Also, the squat variety here includes some stabilization from the working glutes in order to maintain balance. Personally, though, I prefer using a bench or chair for the trailing foot, as I find the greater range of motion and added stability outweighs any potential "advantages" from a balance-type one-leg squat. You could also use more weight too.
One other con is that there is a lateral plyometric exercise that requires a decent amount of room in your exercise space. Known as the "Triple Speed Skater," if you don't have enough room for a "triple," then make sure to modify it to be a single or a double. If you don't know what this means, you will when you try the routine.
Like Complex Upper, this routine is an absolute scorcher. If anyone thinks that they can't get a "good workout" done in just 30 minutes need to give their head a shake and try these two routines. The pacing and selection of exercises here will have you breathing heavy in no time.
The very nature of post-activation potentiation training encourages you to literally give 100% on every repetition and set, especially the explosive or plyometric exercises. By training that intensely, along with the pace of this routine, you will no doubt be pushed to your limit.
Just like Complex Upper, this routine has a slightly longer warm-up than what is seen in any other X3 workout.
This routine is made up of a "complex" of 5 exercises that is repeated for 4 total rounds (20 exercises total). The complex has 2 resistance exercises, 2 plyometric exercises, and a stabilization exercise.
Besides the small complaint about the Knee Drop Squats, I really do like the exercise selection here. There is a good combination of squats and lunges, not to mention explosive activity. Make sure that you have enough room in your workout space to maximize the effectiveness of every explosive movement. These power movements are not done for a lot of repetitions, so make sure you are jumping as high and as far as you can on every exercise.
Great workout design, just a small complain about the Knee Drop Squats.
Workout Design: 4.5/5
Here is a great write-up from Beachbody's fitness advisor Steve Edwards on how great P.A.P. is.
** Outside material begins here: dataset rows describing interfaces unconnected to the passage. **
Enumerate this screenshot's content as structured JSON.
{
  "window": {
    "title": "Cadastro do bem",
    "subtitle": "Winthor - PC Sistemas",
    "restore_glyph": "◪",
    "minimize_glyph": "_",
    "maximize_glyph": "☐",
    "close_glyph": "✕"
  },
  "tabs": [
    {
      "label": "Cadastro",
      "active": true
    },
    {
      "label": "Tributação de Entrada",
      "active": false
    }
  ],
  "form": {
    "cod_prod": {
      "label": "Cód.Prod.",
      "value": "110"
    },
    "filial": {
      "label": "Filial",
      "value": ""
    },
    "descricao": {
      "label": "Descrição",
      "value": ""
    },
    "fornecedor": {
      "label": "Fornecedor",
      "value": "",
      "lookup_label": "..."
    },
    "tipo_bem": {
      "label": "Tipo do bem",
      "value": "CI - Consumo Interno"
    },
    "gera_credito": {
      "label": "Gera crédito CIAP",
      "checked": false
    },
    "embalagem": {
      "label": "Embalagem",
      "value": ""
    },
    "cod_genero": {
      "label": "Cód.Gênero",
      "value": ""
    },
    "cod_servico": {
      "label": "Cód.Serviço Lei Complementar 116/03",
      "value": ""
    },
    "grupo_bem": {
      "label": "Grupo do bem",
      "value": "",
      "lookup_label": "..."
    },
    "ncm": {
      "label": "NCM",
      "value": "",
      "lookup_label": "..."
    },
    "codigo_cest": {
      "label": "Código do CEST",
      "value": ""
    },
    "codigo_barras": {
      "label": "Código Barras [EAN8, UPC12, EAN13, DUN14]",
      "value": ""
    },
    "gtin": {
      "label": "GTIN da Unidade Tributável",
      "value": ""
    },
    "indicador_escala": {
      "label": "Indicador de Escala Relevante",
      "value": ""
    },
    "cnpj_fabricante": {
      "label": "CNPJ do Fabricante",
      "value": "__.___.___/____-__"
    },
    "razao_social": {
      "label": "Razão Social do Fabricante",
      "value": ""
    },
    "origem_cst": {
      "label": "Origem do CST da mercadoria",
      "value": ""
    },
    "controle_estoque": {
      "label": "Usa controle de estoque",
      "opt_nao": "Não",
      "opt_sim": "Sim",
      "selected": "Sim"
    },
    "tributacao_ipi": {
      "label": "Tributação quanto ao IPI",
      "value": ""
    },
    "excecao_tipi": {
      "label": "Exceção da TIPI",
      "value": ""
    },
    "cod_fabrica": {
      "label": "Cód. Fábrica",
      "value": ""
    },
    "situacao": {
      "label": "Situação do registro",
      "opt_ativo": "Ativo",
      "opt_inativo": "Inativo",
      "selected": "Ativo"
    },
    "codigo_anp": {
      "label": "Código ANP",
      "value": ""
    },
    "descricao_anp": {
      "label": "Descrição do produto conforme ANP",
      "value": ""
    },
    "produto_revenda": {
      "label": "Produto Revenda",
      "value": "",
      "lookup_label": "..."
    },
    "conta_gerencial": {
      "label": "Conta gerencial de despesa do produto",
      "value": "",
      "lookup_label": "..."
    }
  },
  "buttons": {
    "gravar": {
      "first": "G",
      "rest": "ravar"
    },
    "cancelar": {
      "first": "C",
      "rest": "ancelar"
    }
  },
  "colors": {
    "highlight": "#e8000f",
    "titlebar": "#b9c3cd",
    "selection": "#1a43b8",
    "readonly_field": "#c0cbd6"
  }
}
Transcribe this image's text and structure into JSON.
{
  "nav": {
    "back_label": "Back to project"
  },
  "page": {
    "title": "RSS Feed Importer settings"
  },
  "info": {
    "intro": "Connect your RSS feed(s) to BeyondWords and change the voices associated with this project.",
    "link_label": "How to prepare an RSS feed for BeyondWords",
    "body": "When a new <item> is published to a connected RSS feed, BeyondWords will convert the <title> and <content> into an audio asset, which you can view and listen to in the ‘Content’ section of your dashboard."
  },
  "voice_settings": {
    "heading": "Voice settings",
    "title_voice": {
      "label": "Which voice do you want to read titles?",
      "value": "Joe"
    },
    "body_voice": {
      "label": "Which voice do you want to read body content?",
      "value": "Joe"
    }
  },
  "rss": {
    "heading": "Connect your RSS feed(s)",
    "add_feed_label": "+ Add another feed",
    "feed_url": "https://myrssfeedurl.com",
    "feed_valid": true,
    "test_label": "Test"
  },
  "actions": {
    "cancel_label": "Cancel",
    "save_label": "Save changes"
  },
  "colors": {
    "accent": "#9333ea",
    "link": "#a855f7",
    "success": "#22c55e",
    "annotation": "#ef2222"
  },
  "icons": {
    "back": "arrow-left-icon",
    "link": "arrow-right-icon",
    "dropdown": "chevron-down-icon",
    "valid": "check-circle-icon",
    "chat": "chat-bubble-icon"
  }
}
In laymen terms, this means that doing heavy lifting prior to explosive activity can actually help you fire higher threshold muscle cell motor units which, even even simpler terms, means that you will jump higher, run faster, or life more weight.
A good real world application is one P3 athlete who warmed up for a 100 meter race doing heavy squats prior to setting a PR.
Oh, and another great read here.
If you still aren't convinced that this type of training is for you, make sure to check out P3. Dr. Marcus Elliott, the brainchild behind P3 has collaborated with Beachbody for such programs as P90X2 and P90X3 to design elite-level athletic training for a home setting.
I am an athlete. I have been my entire life. I played competitive soccer and hockey (as well as a number of other sports) growing up. I have always had a deep interest in athletic training, so I love to pick up workouts like this to train my body to perform better.
Ultimately the question will be asked time and time again whether or not this routine will be worth the price.
I personally had no problems shelling out the extra cash for the Elite DVD because I had already personally witnessed the incredible athletic improvements in my own performance after completing P90X2. The thought that I could add 2 more P.A.P. routines to my library was an absolute no-brainer to me, although I can see the reservations most might have with the price.
I have said it before, and I will say it again. I personally think the investments I make in my health and fitness (assuming they line up with my goals) are good ones to make, especially for a product that I can use in my home gym time and time again for years to come. Some people don't bat an eye shelling out cash for a monthly gym membership, others don't mind spending the money to add to their home workout library. To each their own.